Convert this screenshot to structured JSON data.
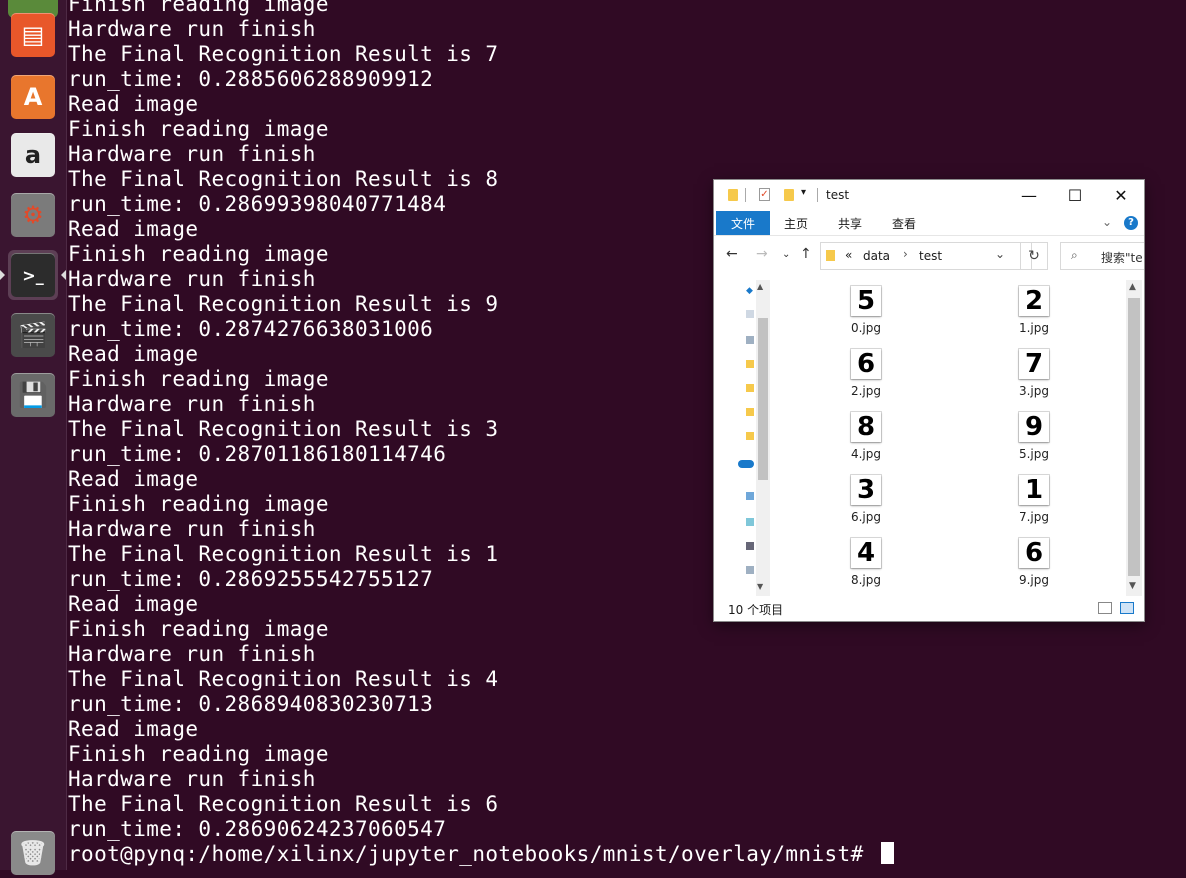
{
  "terminal": {
    "lines": [
      "Finish reading image",
      "Hardware run finish",
      "The Final Recognition Result is 7",
      "run_time: 0.2885606288909912",
      "Read image",
      "Finish reading image",
      "Hardware run finish",
      "The Final Recognition Result is 8",
      "run_time: 0.28699398040771484",
      "Read image",
      "Finish reading image",
      "Hardware run finish",
      "The Final Recognition Result is 9",
      "run_time: 0.2874276638031006",
      "Read image",
      "Finish reading image",
      "Hardware run finish",
      "The Final Recognition Result is 3",
      "run_time: 0.28701186180114746",
      "Read image",
      "Finish reading image",
      "Hardware run finish",
      "The Final Recognition Result is 1",
      "run_time: 0.2869255542755127",
      "Read image",
      "Finish reading image",
      "Hardware run finish",
      "The Final Recognition Result is 4",
      "run_time: 0.2868940830230713",
      "Read image",
      "Finish reading image",
      "Hardware run finish",
      "The Final Recognition Result is 6",
      "run_time: 0.28690624237060547"
    ],
    "prompt": "root@pynq:/home/xilinx/jupyter_notebooks/mnist/overlay/mnist# "
  },
  "launcher": {
    "items": [
      {
        "name": "presentation-app-icon",
        "glyph": "▤",
        "bg": "#e8572a",
        "fg": "#ffffff"
      },
      {
        "name": "software-center-icon",
        "glyph": "A",
        "bg": "#e8762d",
        "fg": "#ffffff"
      },
      {
        "name": "amazon-icon",
        "glyph": "a",
        "bg": "#e9e9e9",
        "fg": "#222222"
      },
      {
        "name": "system-settings-icon",
        "glyph": "⚙",
        "bg": "#7b7b7b",
        "fg": "#e04a2a"
      },
      {
        "name": "terminal-icon",
        "glyph": ">_",
        "bg": "#2c2c2c",
        "fg": "#ffffff"
      },
      {
        "name": "video-editor-icon",
        "glyph": "🎬",
        "bg": "#4a4a4a",
        "fg": "#ffffff"
      },
      {
        "name": "save-disk-icon",
        "glyph": "💾",
        "bg": "#6a6a6a",
        "fg": "#ffffff"
      }
    ],
    "trash_glyph": "🗑"
  },
  "explorer": {
    "title": "test",
    "ribbon_tabs": [
      "文件",
      "主页",
      "共享",
      "查看"
    ],
    "accent": "#1979ca",
    "path": [
      "data",
      "test"
    ],
    "path_prefix": "«",
    "search_placeholder": "搜索\"te",
    "files": [
      {
        "digit": "5",
        "name": "0.jpg"
      },
      {
        "digit": "2",
        "name": "1.jpg"
      },
      {
        "digit": "6",
        "name": "2.jpg"
      },
      {
        "digit": "7",
        "name": "3.jpg"
      },
      {
        "digit": "8",
        "name": "4.jpg"
      },
      {
        "digit": "9",
        "name": "5.jpg"
      },
      {
        "digit": "3",
        "name": "6.jpg"
      },
      {
        "digit": "1",
        "name": "7.jpg"
      },
      {
        "digit": "4",
        "name": "8.jpg"
      },
      {
        "digit": "6",
        "name": "9.jpg"
      }
    ],
    "status": "10 个项目",
    "controls": {
      "minimize": "—",
      "maximize": "☐",
      "close": "✕"
    }
  }
}
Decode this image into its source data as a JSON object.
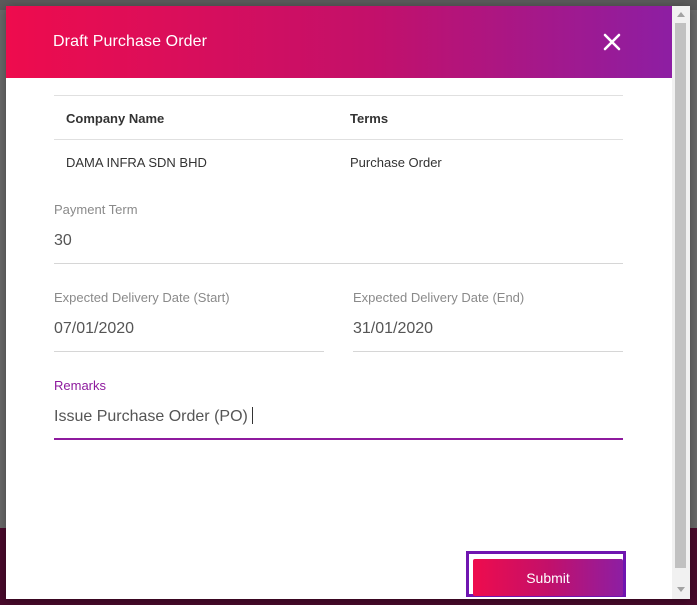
{
  "dialog": {
    "title": "Draft Purchase Order",
    "close_icon": "close-icon"
  },
  "table": {
    "headers": [
      "Company Name",
      "Terms"
    ],
    "rows": [
      [
        "DAMA INFRA SDN BHD",
        "Purchase Order"
      ]
    ]
  },
  "form": {
    "payment_term": {
      "label": "Payment Term",
      "value": "30"
    },
    "delivery_start": {
      "label": "Expected Delivery Date (Start)",
      "value": "07/01/2020"
    },
    "delivery_end": {
      "label": "Expected Delivery Date (End)",
      "value": "31/01/2020"
    },
    "remarks": {
      "label": "Remarks",
      "value": "Issue Purchase Order (PO)"
    }
  },
  "actions": {
    "submit_label": "Submit"
  },
  "colors": {
    "gradient_start": "#ee0c4d",
    "gradient_end": "#8d1ea3",
    "accent": "#8e1a9e",
    "focus_ring": "#6f15b0"
  }
}
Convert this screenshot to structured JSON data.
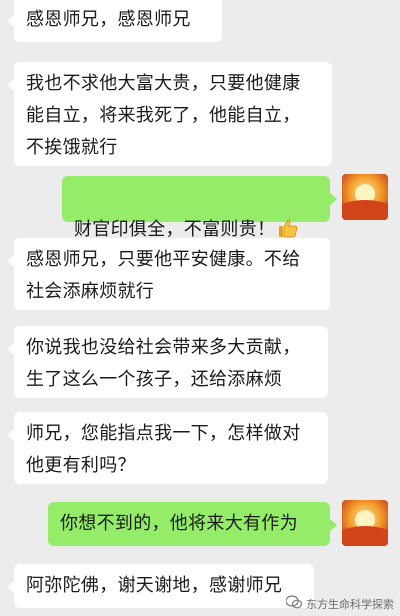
{
  "messages": [
    {
      "side": "in",
      "text": "感恩师兄，感恩师兄"
    },
    {
      "side": "in",
      "text": "我也不求他大富大贵，只要他健康\n能自立，将来我死了，他能自立，\n不挨饿就行"
    },
    {
      "side": "out",
      "text": "财官印俱全，不富则贵！",
      "emoji": "thumbs-up-icon"
    },
    {
      "side": "in",
      "text": "感恩师兄，只要他平安健康。不给\n社会添麻烦就行"
    },
    {
      "side": "in",
      "text": "你说我也没给社会带来多大贡献，\n生了这么一个孩子，还给添麻烦"
    },
    {
      "side": "in",
      "text": "师兄，您能指点我一下，怎样做对\n他更有利吗？"
    },
    {
      "side": "out",
      "text": "你想不到的，他将来大有作为"
    },
    {
      "side": "in",
      "text": "阿弥陀佛，谢天谢地，感谢师兄"
    }
  ],
  "watermark": {
    "icon": "wechat-icon",
    "text": "东方生命科学探索"
  },
  "colors": {
    "background": "#ececec",
    "incoming_bubble": "#ffffff",
    "outgoing_bubble": "#95ec69"
  }
}
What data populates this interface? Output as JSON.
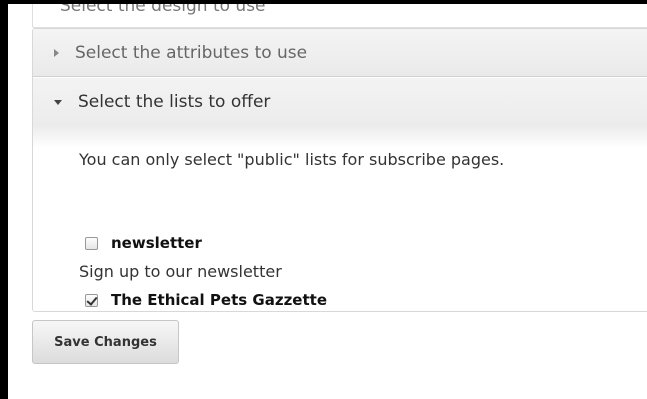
{
  "top_panel": {
    "cut_label": "Select the design to use"
  },
  "accordion": {
    "sections": [
      {
        "label": "Select the attributes to use",
        "expanded": false
      },
      {
        "label": "Select the lists to offer",
        "expanded": true
      }
    ],
    "info_text": "You can only select \"public\" lists for subscribe pages.",
    "lists": [
      {
        "name": "newsletter",
        "checked": false,
        "description": "Sign up to our newsletter"
      },
      {
        "name": "The Ethical Pets Gazzette",
        "checked": true,
        "description": ""
      }
    ]
  },
  "actions": {
    "save_label": "Save Changes"
  },
  "icons": {
    "collapsed": "triangle-right-icon",
    "expanded": "triangle-down-icon"
  },
  "colors": {
    "header_bg": "#f0f0f0",
    "border": "#d8d8d8",
    "text": "#333333"
  }
}
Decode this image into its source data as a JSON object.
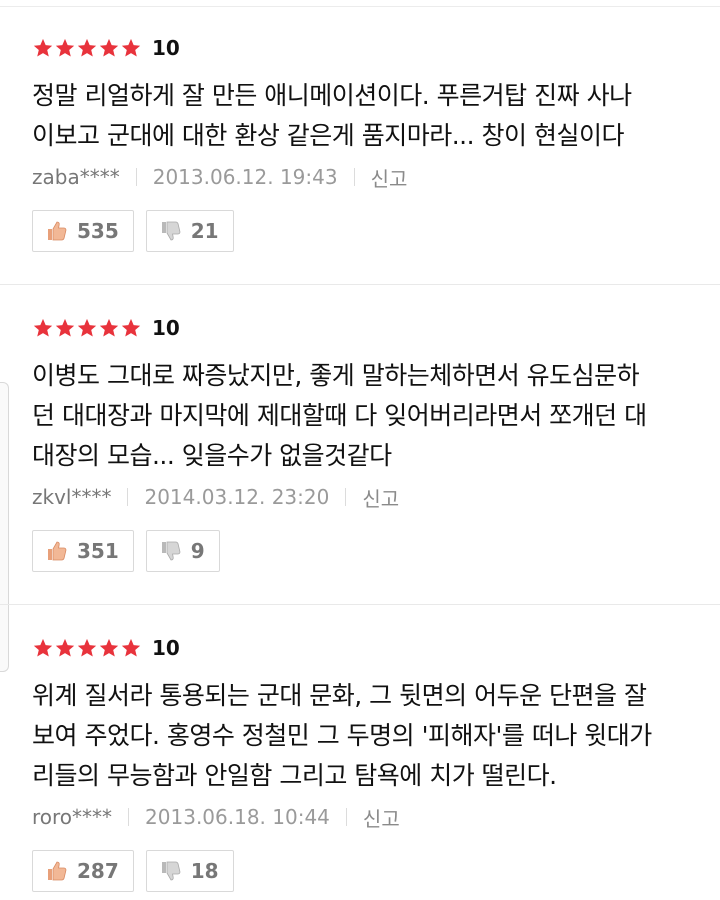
{
  "reviews": [
    {
      "score": "10",
      "stars": 5,
      "lines": [
        "정말 리얼하게 잘 만든 애니메이션이다. 푸른거탑 진짜 사나",
        "이보고 군대에 대한 환상 같은게 품지마라... 창이 현실이다"
      ],
      "user": "zaba****",
      "date": "2013.06.12. 19:43",
      "report": "신고",
      "likes": "535",
      "dislikes": "21"
    },
    {
      "score": "10",
      "stars": 5,
      "lines": [
        "이병도 그대로 짜증났지만, 좋게 말하는체하면서 유도심문하",
        "던 대대장과 마지막에 제대할때 다 잊어버리라면서 쪼개던 대",
        "대장의 모습... 잊을수가 없을것같다"
      ],
      "user": "zkvl****",
      "date": "2014.03.12. 23:20",
      "report": "신고",
      "likes": "351",
      "dislikes": "9"
    },
    {
      "score": "10",
      "stars": 5,
      "lines": [
        "위계 질서라 통용되는 군대 문화, 그 뒷면의 어두운 단편을 잘",
        "보여 주었다. 홍영수 정철민 그 두명의 '피해자'를 떠나 윗대가",
        "리들의 무능함과 안일함 그리고 탐욕에 치가 떨린다."
      ],
      "user": "roro****",
      "date": "2013.06.18. 10:44",
      "report": "신고",
      "likes": "287",
      "dislikes": "18"
    }
  ],
  "colors": {
    "star": "#e8333c",
    "thumbs_up": "#e8a07a",
    "thumbs_down": "#b9b9b9"
  },
  "icons": {
    "star": "star-icon",
    "like": "thumbs-up-icon",
    "dislike": "thumbs-down-icon"
  }
}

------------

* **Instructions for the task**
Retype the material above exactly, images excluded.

* **Solution to the exercise**
Convert this screenshot to structured JSON data.
{
  "terminal": {
    "lines": [
      "Finish reading image",
      "Hardware run finish",
      "The Final Recognition Result is 7",
      "run_time: 0.2885606288909912",
      "Read image",
      "Finish reading image",
      "Hardware run finish",
      "The Final Recognition Result is 8",
      "run_time: 0.28699398040771484",
      "Read image",
      "Finish reading image",
      "Hardware run finish",
      "The Final Recognition Result is 9",
      "run_time: 0.2874276638031006",
      "Read image",
      "Finish reading image",
      "Hardware run finish",
      "The Final Recognition Result is 3",
      "run_time: 0.28701186180114746",
      "Read image",
      "Finish reading image",
      "Hardware run finish",
      "The Final Recognition Result is 1",
      "run_time: 0.2869255542755127",
      "Read image",
      "Finish reading image",
      "Hardware run finish",
      "The Final Recognition Result is 4",
      "run_time: 0.2868940830230713",
      "Read image",
      "Finish reading image",
      "Hardware run finish",
      "The Final Recognition Result is 6",
      "run_time: 0.28690624237060547"
    ],
    "prompt": "root@pynq:/home/xilinx/jupyter_notebooks/mnist/overlay/mnist# "
  },
  "launcher": {
    "items": [
      {
        "name": "presentation-app-icon",
        "glyph": "▤",
        "bg": "#e8572a",
        "fg": "#ffffff"
      },
      {
        "name": "software-center-icon",
        "glyph": "A",
        "bg": "#e8762d",
        "fg": "#ffffff"
      },
      {
        "name": "amazon-icon",
        "glyph": "a",
        "bg": "#e9e9e9",
        "fg": "#222222"
      },
      {
        "name": "system-settings-icon",
        "glyph": "⚙",
        "bg": "#7b7b7b",
        "fg": "#e04a2a"
      },
      {
        "name": "terminal-icon",
        "glyph": ">_",
        "bg": "#2c2c2c",
        "fg": "#ffffff"
      },
      {
        "name": "video-editor-icon",
        "glyph": "🎬",
        "bg": "#4a4a4a",
        "fg": "#ffffff"
      },
      {
        "name": "save-disk-icon",
        "glyph": "💾",
        "bg": "#6a6a6a",
        "fg": "#ffffff"
      }
    ],
    "trash_glyph": "🗑"
  },
  "explorer": {
    "title": "test",
    "ribbon_tabs": [
      "文件",
      "主页",
      "共享",
      "查看"
    ],
    "accent": "#1979ca",
    "path": [
      "data",
      "test"
    ],
    "path_prefix": "«",
    "search_placeholder": "搜索\"te",
    "files": [
      {
        "digit": "5",
        "name": "0.jpg"
      },
      {
        "digit": "2",
        "name": "1.jpg"
      },
      {
        "digit": "6",
        "name": "2.jpg"
      },
      {
        "digit": "7",
        "name": "3.jpg"
      },
      {
        "digit": "8",
        "name": "4.jpg"
      },
      {
        "digit": "9",
        "name": "5.jpg"
      },
      {
        "digit": "3",
        "name": "6.jpg"
      },
      {
        "digit": "1",
        "name": "7.jpg"
      },
      {
        "digit": "4",
        "name": "8.jpg"
      },
      {
        "digit": "6",
        "name": "9.jpg"
      }
    ],
    "status": "10 个项目",
    "controls": {
      "minimize": "—",
      "maximize": "☐",
      "close": "✕"
    }
  }
}
Decode this image into its source data as a JSON object.
{
  "dialog": {
    "title": "Draft Purchase Order",
    "close_icon": "close-icon"
  },
  "table": {
    "headers": [
      "Company Name",
      "Terms"
    ],
    "rows": [
      [
        "DAMA INFRA SDN BHD",
        "Purchase Order"
      ]
    ]
  },
  "form": {
    "payment_term": {
      "label": "Payment Term",
      "value": "30"
    },
    "delivery_start": {
      "label": "Expected Delivery Date (Start)",
      "value": "07/01/2020"
    },
    "delivery_end": {
      "label": "Expected Delivery Date (End)",
      "value": "31/01/2020"
    },
    "remarks": {
      "label": "Remarks",
      "value": "Issue Purchase Order (PO)"
    }
  },
  "actions": {
    "submit_label": "Submit"
  },
  "colors": {
    "gradient_start": "#ee0c4d",
    "gradient_end": "#8d1ea3",
    "accent": "#8e1a9e",
    "focus_ring": "#6f15b0"
  }
}
Convert this screenshot to structured JSON data.
{
  "messages": [
    {
      "side": "in",
      "text": "感恩师兄，感恩师兄"
    },
    {
      "side": "in",
      "text": "我也不求他大富大贵，只要他健康\n能自立，将来我死了，他能自立，\n不挨饿就行"
    },
    {
      "side": "out",
      "text": "财官印俱全，不富则贵！",
      "emoji": "thumbs-up-icon"
    },
    {
      "side": "in",
      "text": "感恩师兄，只要他平安健康。不给\n社会添麻烦就行"
    },
    {
      "side": "in",
      "text": "你说我也没给社会带来多大贡献，\n生了这么一个孩子，还给添麻烦"
    },
    {
      "side": "in",
      "text": "师兄，您能指点我一下，怎样做对\n他更有利吗？"
    },
    {
      "side": "out",
      "text": "你想不到的，他将来大有作为"
    },
    {
      "side": "in",
      "text": "阿弥陀佛，谢天谢地，感谢师兄"
    }
  ],
  "watermark": {
    "icon": "wechat-icon",
    "text": "东方生命科学探索"
  },
  "colors": {
    "background": "#ececec",
    "incoming_bubble": "#ffffff",
    "outgoing_bubble": "#95ec69"
  }
}
What data populates this interface? Output as JSON.
{
  "top_panel": {
    "cut_label": "Select the design to use"
  },
  "accordion": {
    "sections": [
      {
        "label": "Select the attributes to use",
        "expanded": false
      },
      {
        "label": "Select the lists to offer",
        "expanded": true
      }
    ],
    "info_text": "You can only select \"public\" lists for subscribe pages.",
    "lists": [
      {
        "name": "newsletter",
        "checked": false,
        "description": "Sign up to our newsletter"
      },
      {
        "name": "The Ethical Pets Gazzette",
        "checked": true,
        "description": ""
      }
    ]
  },
  "actions": {
    "save_label": "Save Changes"
  },
  "icons": {
    "collapsed": "triangle-right-icon",
    "expanded": "triangle-down-icon"
  },
  "colors": {
    "header_bg": "#f0f0f0",
    "border": "#d8d8d8",
    "text": "#333333"
  }
}
Decode this image into its source data as a JSON object.
{
  "reviews": [
    {
      "score": "10",
      "stars": 5,
      "lines": [
        "정말 리얼하게 잘 만든 애니메이션이다. 푸른거탑 진짜 사나",
        "이보고 군대에 대한 환상 같은게 품지마라... 창이 현실이다"
      ],
      "user": "zaba****",
      "date": "2013.06.12. 19:43",
      "report": "신고",
      "likes": "535",
      "dislikes": "21"
    },
    {
      "score": "10",
      "stars": 5,
      "lines": [
        "이병도 그대로 짜증났지만, 좋게 말하는체하면서 유도심문하",
        "던 대대장과 마지막에 제대할때 다 잊어버리라면서 쪼개던 대",
        "대장의 모습... 잊을수가 없을것같다"
      ],
      "user": "zkvl****",
      "date": "2014.03.12. 23:20",
      "report": "신고",
      "likes": "351",
      "dislikes": "9"
    },
    {
      "score": "10",
      "stars": 5,
      "lines": [
        "위계 질서라 통용되는 군대 문화, 그 뒷면의 어두운 단편을 잘",
        "보여 주었다. 홍영수 정철민 그 두명의 '피해자'를 떠나 윗대가",
        "리들의 무능함과 안일함 그리고 탐욕에 치가 떨린다."
      ],
      "user": "roro****",
      "date": "2013.06.18. 10:44",
      "report": "신고",
      "likes": "287",
      "dislikes": "18"
    }
  ],
  "colors": {
    "star": "#e8333c",
    "thumbs_up": "#e8a07a",
    "thumbs_down": "#b9b9b9"
  },
  "icons": {
    "star": "star-icon",
    "like": "thumbs-up-icon",
    "dislike": "thumbs-down-icon"
  }
}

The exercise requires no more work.